- What you should do
Go over the lines below, and when one contains the word "into", copy it.

(Saved entries)
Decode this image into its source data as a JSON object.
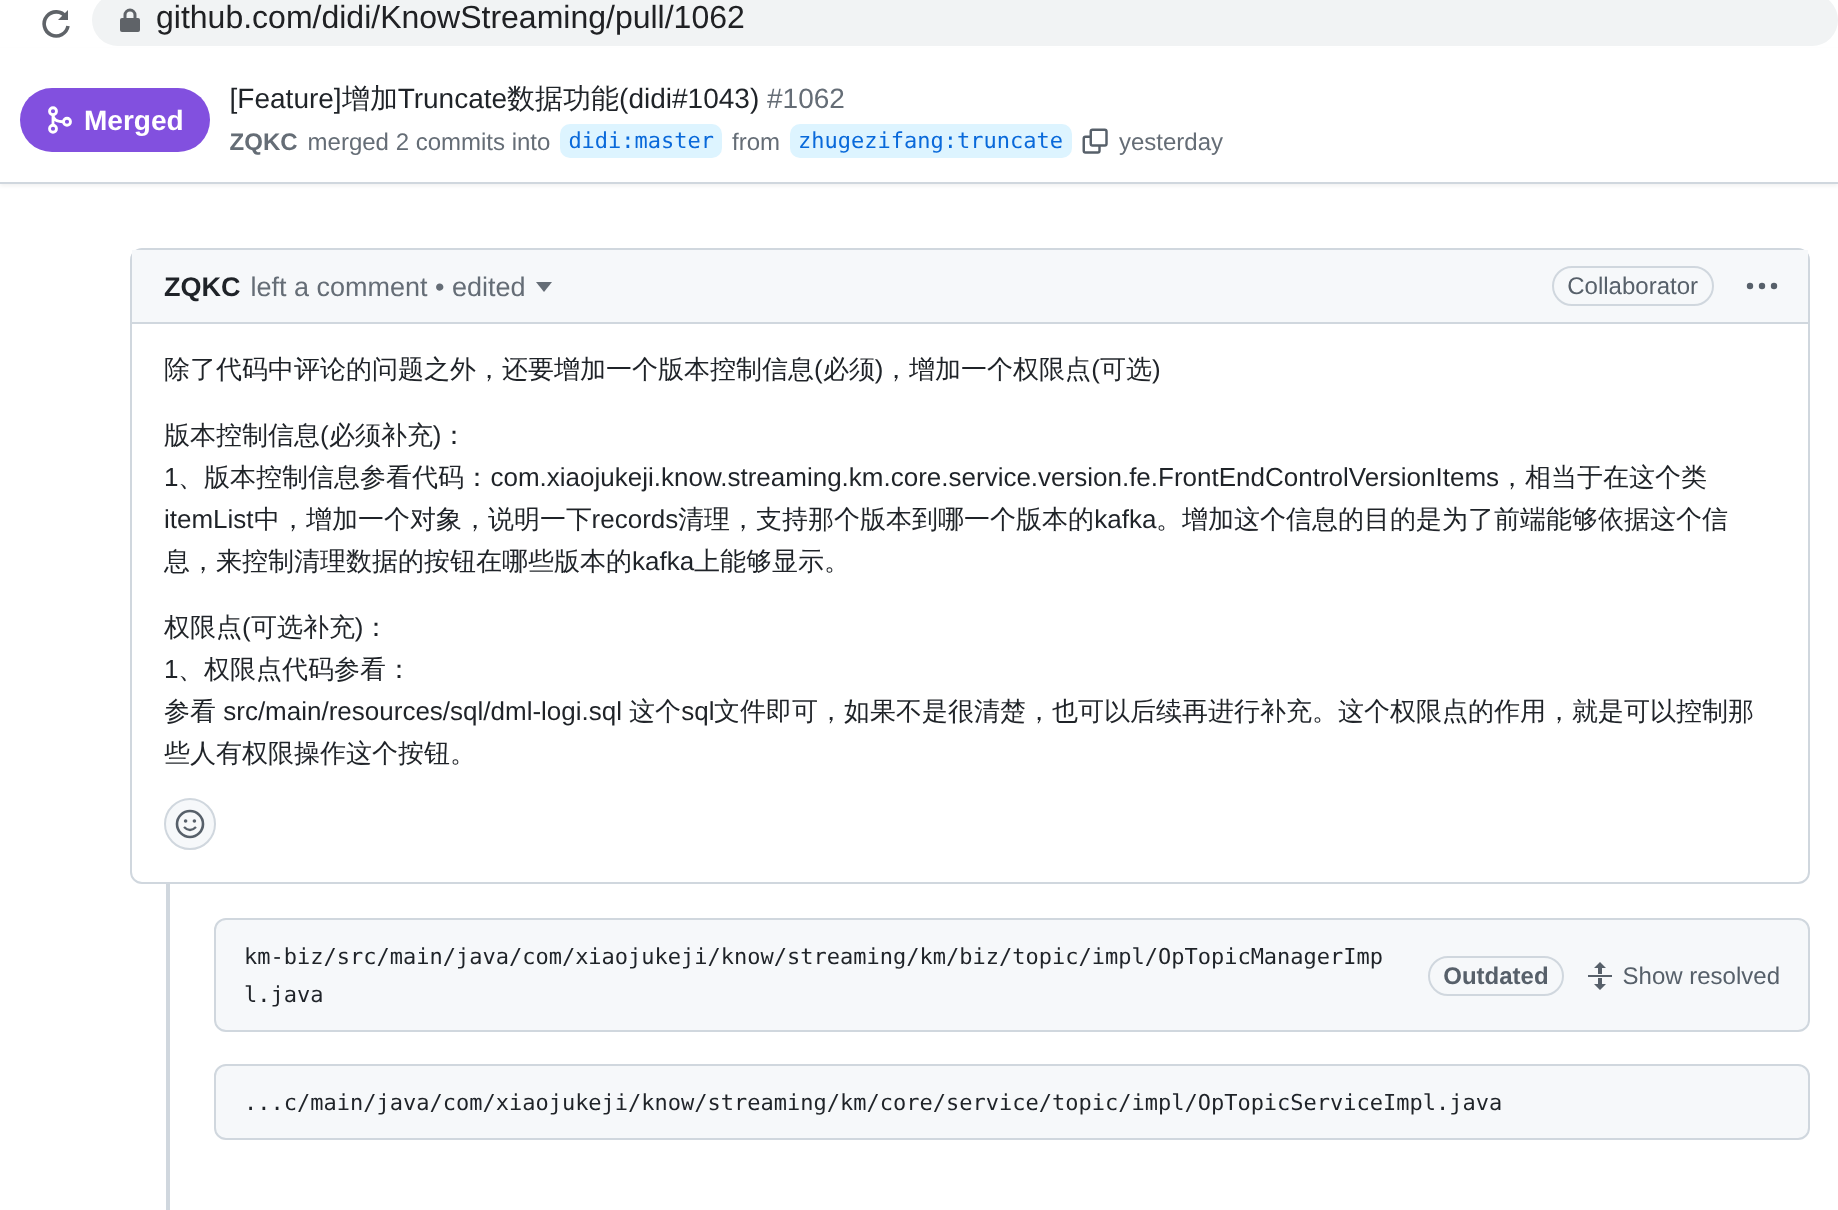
{
  "address_bar": {
    "url": "github.com/didi/KnowStreaming/pull/1062"
  },
  "pr_header": {
    "state": "Merged",
    "title": "[Feature]增加Truncate数据功能(didi#1043)",
    "number": "#1062",
    "author": "ZQKC",
    "action": "merged 2 commits into",
    "base_branch": "didi:master",
    "from_word": "from",
    "head_branch": "zhugezifang:truncate",
    "time": "yesterday"
  },
  "comment": {
    "author": "ZQKC",
    "meta": "left a comment • edited",
    "badge": "Collaborator",
    "paragraphs": [
      [
        "除了代码中评论的问题之外，还要增加一个版本控制信息(必须)，增加一个权限点(可选)"
      ],
      [
        "版本控制信息(必须补充)：",
        "1、版本控制信息参看代码：com.xiaojukeji.know.streaming.km.core.service.version.fe.FrontEndControlVersionItems，相当于在这个类itemList中，增加一个对象，说明一下records清理，支持那个版本到哪一个版本的kafka。增加这个信息的目的是为了前端能够依据这个信息，来控制清理数据的按钮在哪些版本的kafka上能够显示。"
      ],
      [
        "权限点(可选补充)：",
        "1、权限点代码参看：",
        "参看 src/main/resources/sql/dml-logi.sql 这个sql文件即可，如果不是很清楚，也可以后续再进行补充。这个权限点的作用，就是可以控制那些人有权限操作这个按钮。"
      ]
    ]
  },
  "review_threads": [
    {
      "path": "km-biz/src/main/java/com/xiaojukeji/know/streaming/km/biz/topic/impl/OpTopicManagerImpl.java",
      "outdated_label": "Outdated",
      "resolve_label": "Show resolved"
    },
    {
      "path": "...c/main/java/com/xiaojukeji/know/streaming/km/core/service/topic/impl/OpTopicServiceImpl.java"
    }
  ]
}
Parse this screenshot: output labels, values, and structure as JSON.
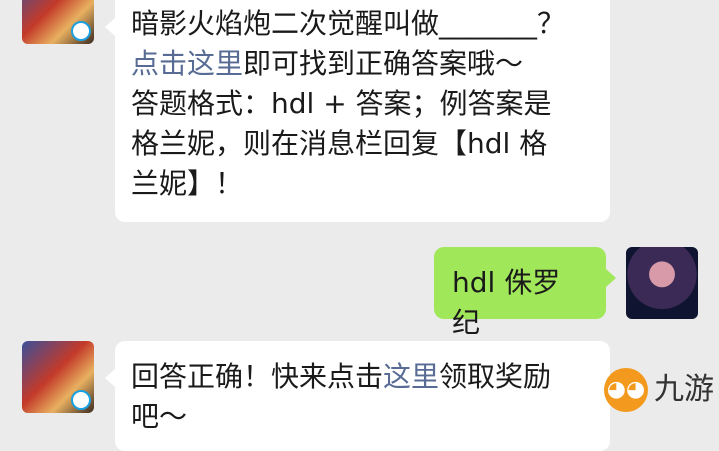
{
  "messages": [
    {
      "line1": "暗影火焰炮二次觉醒叫做_______？",
      "link": "点击这里",
      "line2_rest": "即可找到正确答案哦～",
      "line3": "答题格式：hdl + 答案；例答案是",
      "line4": "格兰妮，则在消息栏回复【hdl 格",
      "line5": "兰妮】！"
    },
    {
      "text": "hdl 侏罗纪"
    },
    {
      "prefix": "回答正确！快来点击",
      "link": "这里",
      "suffix": "领取奖励",
      "line2": "吧～"
    }
  ],
  "watermark": {
    "text": "九游",
    "icon": "nine-game-mascot-icon"
  },
  "colors": {
    "background": "#ebebeb",
    "bubble_in": "#ffffff",
    "bubble_out": "#a0e75a",
    "link": "#576b95"
  }
}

- Solution to this task
Decode this image into its source data as a JSON object.
    "action": "merged 2 commits into",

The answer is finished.